■ **Exercise description**: How many lines in the material below contain the word "data"? Write only the number.

■ **Given information**:
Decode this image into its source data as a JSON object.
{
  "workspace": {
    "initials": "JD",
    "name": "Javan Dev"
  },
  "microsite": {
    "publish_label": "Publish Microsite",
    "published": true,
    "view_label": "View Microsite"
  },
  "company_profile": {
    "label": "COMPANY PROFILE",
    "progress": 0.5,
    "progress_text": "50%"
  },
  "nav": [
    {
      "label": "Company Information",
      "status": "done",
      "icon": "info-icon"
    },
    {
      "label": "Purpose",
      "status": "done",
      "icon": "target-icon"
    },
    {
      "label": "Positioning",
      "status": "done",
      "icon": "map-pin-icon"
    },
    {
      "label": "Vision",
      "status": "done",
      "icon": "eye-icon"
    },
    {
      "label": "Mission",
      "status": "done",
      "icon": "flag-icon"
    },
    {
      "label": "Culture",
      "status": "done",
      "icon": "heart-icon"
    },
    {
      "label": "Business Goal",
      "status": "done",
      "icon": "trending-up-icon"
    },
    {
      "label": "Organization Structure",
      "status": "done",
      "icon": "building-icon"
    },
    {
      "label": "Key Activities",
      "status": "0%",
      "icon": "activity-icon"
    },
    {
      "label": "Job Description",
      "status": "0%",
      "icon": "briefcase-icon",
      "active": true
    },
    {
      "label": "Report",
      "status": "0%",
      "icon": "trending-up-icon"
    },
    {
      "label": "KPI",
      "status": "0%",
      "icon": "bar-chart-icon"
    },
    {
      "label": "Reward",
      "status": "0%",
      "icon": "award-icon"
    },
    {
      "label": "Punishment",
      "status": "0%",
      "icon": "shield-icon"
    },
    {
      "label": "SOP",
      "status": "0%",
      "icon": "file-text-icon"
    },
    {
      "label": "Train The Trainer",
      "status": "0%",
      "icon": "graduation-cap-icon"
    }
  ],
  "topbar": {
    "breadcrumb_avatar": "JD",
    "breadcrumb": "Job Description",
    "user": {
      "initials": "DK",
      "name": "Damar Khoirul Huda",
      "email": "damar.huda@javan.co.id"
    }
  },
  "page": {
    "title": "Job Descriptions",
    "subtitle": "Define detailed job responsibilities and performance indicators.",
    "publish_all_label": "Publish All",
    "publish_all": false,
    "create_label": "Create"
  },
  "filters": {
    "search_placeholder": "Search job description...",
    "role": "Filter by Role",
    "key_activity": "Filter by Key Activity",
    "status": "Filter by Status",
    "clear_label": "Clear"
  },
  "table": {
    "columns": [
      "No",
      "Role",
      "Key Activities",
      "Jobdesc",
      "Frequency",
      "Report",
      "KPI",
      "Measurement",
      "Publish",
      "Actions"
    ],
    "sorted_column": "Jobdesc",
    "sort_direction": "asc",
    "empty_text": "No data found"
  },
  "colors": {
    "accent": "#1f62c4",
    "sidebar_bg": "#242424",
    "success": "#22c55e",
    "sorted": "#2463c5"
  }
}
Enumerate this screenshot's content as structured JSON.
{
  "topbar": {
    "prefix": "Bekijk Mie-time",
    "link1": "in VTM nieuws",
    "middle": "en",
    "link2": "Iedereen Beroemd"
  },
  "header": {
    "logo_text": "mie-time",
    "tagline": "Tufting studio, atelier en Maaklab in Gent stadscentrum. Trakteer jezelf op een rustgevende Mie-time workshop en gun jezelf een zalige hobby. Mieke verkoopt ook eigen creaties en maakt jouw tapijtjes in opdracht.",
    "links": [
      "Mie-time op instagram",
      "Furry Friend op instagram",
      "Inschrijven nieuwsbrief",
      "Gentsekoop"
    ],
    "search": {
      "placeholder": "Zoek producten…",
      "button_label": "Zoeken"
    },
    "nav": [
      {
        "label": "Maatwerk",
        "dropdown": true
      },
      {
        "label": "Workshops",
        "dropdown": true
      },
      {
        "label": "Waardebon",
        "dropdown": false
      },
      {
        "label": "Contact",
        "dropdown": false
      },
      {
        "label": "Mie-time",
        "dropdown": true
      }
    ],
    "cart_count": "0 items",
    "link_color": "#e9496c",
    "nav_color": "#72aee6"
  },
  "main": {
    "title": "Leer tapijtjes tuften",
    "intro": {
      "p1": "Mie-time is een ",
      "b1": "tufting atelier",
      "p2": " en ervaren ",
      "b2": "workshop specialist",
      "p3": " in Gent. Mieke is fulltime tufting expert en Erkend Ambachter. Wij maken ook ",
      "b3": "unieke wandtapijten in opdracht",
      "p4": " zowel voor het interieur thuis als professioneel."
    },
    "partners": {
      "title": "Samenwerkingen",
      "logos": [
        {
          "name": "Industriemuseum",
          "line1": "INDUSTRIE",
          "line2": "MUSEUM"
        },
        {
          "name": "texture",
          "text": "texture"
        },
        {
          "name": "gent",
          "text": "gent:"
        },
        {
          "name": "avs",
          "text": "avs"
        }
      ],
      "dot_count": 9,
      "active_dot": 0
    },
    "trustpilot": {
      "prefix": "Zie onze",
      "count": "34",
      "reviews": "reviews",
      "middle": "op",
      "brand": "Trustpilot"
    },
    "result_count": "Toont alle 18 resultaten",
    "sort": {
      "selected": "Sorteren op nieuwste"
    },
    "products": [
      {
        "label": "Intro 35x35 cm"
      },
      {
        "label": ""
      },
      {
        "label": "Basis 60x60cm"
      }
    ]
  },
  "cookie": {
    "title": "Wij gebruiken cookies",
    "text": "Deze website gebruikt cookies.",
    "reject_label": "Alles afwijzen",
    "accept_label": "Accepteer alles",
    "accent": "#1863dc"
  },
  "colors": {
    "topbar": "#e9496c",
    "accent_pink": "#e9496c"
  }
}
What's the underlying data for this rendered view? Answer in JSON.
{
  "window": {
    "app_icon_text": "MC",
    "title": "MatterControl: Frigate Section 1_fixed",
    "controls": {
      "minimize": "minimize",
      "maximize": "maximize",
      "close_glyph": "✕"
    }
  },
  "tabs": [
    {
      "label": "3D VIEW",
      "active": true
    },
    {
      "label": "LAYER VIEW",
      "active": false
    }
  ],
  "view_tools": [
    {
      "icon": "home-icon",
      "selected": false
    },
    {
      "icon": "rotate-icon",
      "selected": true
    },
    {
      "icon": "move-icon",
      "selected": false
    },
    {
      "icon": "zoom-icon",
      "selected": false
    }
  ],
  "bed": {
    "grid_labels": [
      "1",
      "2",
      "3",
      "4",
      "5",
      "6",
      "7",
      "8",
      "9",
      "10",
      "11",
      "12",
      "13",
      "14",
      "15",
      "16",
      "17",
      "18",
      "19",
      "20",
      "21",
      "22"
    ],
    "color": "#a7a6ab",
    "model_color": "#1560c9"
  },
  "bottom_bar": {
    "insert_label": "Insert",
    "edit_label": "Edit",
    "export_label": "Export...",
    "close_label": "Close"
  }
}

■ **Response to the task**: 3